After former Sports Minister Tracy Crouch’s dismissive comments on Safe Standing back in 2018, reignited the discussion and led to a successful petition to get safe standing debated in the House of Commons, the prospect of safe standing has become an inevitability.
With the upcoming General Election on 12th December, all political parties have had a chance to layout their commitment to football isis-porters unfollowing the Football Supporters’ Association Fan Manifesto.
Both the manifestos of both Labour (“We will regulate safe standing in stadiums”) and the LibDems (“We will… move towards introducing ‘safe standing’ at football clubs”) supported the move, and the publication over the weekend by the Conservatives (“We will… work with fans and clubs towards introducing safe standing”) of their manifesto, echoed the desire to get safe standing legislated.
It now means, whoever forms the next government, the year 2020 should see real progress in terms of the implementation of standing for the first time in three decades in top tier English football.
Aston Villa had originally led the call for the introduction of standing areas in the Premier League, but several ownership changes and staff overhauls have compromised the club’s direction on the issue.
Villa, historically a pioneering club in English football, over recent decades have become a reactionary club, happy to follow the actions of others, as opposed to leading by example.
In recent Fan Consultation Group meetings, the Head of Stadium Security at Villa, has voiced concerns over persistent standing in the Holte, but has been more concerned about finding immediate solutions (that don’t exist), than using the current problems that the club faces, as leverage to get the Safety Advisory Group (SAG) and Council to throw their hats into the ring to lobby the government for the practical sanctioning of standing areas in stadiums.
Up until now, it seems to be just football supporters and their respective organisations that have driven the common sense solution.

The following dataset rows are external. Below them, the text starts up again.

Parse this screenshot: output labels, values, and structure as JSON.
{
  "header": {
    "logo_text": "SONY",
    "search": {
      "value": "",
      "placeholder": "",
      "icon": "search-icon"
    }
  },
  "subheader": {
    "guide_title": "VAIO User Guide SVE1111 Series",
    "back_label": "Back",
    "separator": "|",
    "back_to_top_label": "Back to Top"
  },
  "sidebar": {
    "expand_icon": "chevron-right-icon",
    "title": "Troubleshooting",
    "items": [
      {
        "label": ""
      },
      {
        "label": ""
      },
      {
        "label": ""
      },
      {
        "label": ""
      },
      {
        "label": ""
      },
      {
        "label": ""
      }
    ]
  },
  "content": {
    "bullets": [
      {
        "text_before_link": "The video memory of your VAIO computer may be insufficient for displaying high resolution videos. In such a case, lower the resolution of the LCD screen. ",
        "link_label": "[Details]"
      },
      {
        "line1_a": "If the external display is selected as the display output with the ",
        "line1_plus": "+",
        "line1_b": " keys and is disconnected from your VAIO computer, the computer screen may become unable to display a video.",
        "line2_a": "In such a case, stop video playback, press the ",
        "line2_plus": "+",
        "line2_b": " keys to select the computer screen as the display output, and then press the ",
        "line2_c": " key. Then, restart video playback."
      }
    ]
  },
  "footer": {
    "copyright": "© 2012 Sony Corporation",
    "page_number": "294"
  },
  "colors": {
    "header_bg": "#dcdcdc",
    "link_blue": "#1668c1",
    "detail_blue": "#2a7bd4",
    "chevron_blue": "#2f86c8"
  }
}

Currently, there is no remedy to the whole lower Holte End standing at big games (such as local derbies or matches against Liverpool and Manchester United), but the introduction of standing areas will provide the club with a realistic measure that could address the issue.

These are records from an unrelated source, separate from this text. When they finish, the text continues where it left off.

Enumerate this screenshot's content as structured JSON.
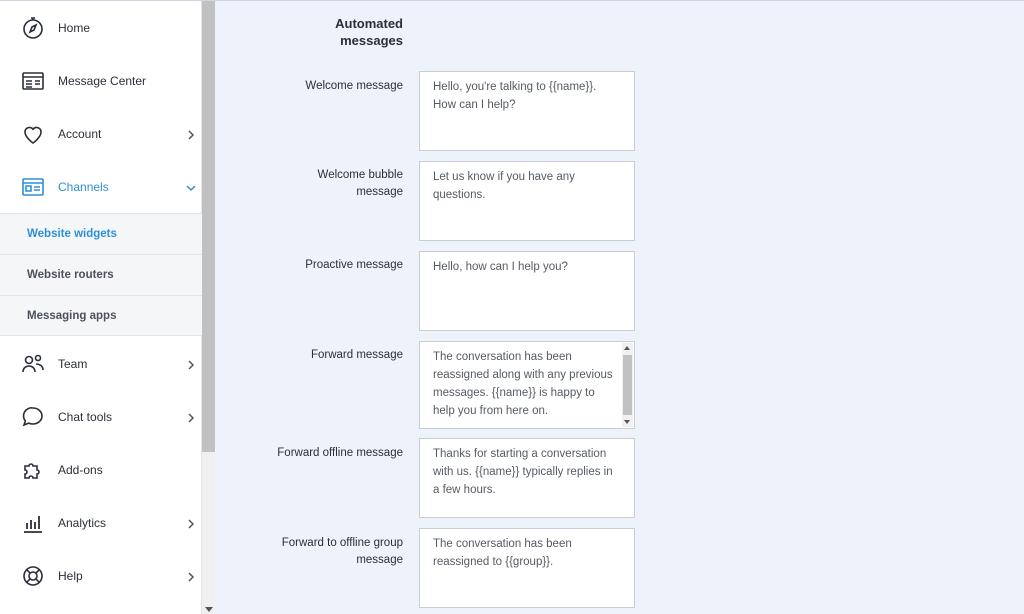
{
  "sidebar": {
    "items": [
      {
        "label": "Home",
        "icon": "compass-icon"
      },
      {
        "label": "Message Center",
        "icon": "message-center-icon"
      },
      {
        "label": "Account",
        "icon": "heart-icon"
      },
      {
        "label": "Channels",
        "icon": "channels-icon"
      },
      {
        "label": "Team",
        "icon": "team-icon"
      },
      {
        "label": "Chat tools",
        "icon": "chat-bubble-icon"
      },
      {
        "label": "Add-ons",
        "icon": "puzzle-icon"
      },
      {
        "label": "Analytics",
        "icon": "bar-chart-icon"
      },
      {
        "label": "Help",
        "icon": "lifebuoy-icon"
      }
    ],
    "channels_sub": [
      {
        "label": "Website widgets"
      },
      {
        "label": "Website routers"
      },
      {
        "label": "Messaging apps"
      }
    ]
  },
  "main": {
    "section_title_line1": "Automated",
    "section_title_line2": "messages",
    "fields": [
      {
        "label": "Welcome message",
        "value": "Hello, you're talking to {{name}}. How can I help?"
      },
      {
        "label_line1": "Welcome bubble",
        "label_line2": "message",
        "value": "Let us know if you have any questions."
      },
      {
        "label": "Proactive message",
        "value": "Hello, how can I help you?"
      },
      {
        "label": "Forward message",
        "value": "The conversation has been reassigned along with any previous messages. {{name}} is happy to help you from here on."
      },
      {
        "label": "Forward offline message",
        "value": "Thanks for starting a conversation with us. {{name}} typically replies in a few hours."
      },
      {
        "label_line1": "Forward to offline group",
        "label_line2": "message",
        "value": "The conversation has been reassigned to {{group}}."
      }
    ]
  },
  "colors": {
    "accent": "#2e8fd6",
    "background": "#eef2fa"
  }
}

With the Conservatives the most likely party to form the next government, it’s heartening to see them also pledging to “set up a fan-led review of football governance, which will include consideration of the Owners and Directors Test”.

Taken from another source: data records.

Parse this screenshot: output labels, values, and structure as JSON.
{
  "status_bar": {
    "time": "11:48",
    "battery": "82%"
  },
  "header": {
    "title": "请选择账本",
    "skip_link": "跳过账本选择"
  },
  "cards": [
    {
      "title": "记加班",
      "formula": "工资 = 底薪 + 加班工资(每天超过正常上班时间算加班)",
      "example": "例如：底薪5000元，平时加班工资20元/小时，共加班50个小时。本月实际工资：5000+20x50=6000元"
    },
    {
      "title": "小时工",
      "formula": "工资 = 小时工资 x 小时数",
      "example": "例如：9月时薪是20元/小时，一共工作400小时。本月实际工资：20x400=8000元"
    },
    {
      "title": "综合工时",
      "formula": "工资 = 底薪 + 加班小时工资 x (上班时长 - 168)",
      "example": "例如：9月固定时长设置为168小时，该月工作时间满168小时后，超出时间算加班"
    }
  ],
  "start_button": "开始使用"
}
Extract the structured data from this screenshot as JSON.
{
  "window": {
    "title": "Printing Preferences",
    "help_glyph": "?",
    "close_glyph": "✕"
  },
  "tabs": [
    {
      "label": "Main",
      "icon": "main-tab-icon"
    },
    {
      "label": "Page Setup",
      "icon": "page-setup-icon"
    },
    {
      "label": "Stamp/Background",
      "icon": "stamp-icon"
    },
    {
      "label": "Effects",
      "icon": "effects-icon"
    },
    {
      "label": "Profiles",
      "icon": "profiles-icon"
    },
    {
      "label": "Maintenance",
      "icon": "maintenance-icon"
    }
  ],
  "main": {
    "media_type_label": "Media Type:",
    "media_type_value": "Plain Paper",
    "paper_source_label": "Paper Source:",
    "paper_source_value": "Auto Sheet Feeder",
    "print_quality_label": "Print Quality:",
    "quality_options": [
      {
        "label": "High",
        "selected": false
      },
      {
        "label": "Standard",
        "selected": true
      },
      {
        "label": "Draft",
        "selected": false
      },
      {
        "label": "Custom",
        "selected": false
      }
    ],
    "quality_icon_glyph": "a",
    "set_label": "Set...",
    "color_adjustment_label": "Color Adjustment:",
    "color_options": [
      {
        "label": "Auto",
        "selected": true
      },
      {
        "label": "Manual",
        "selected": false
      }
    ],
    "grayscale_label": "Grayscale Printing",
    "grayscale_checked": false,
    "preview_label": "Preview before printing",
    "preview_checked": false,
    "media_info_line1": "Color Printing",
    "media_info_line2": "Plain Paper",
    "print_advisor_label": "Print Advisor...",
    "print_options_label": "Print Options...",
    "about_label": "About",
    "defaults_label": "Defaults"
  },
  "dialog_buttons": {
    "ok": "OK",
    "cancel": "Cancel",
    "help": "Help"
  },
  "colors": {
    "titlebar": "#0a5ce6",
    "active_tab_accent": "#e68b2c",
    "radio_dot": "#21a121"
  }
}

MOMS understands a leading Conservative minister, who will be influential in actioning such review, was particularly impressed by the Football Supporters’ Association’s recent proposal on football governance, and it could now form the backbone of any improved governance measures.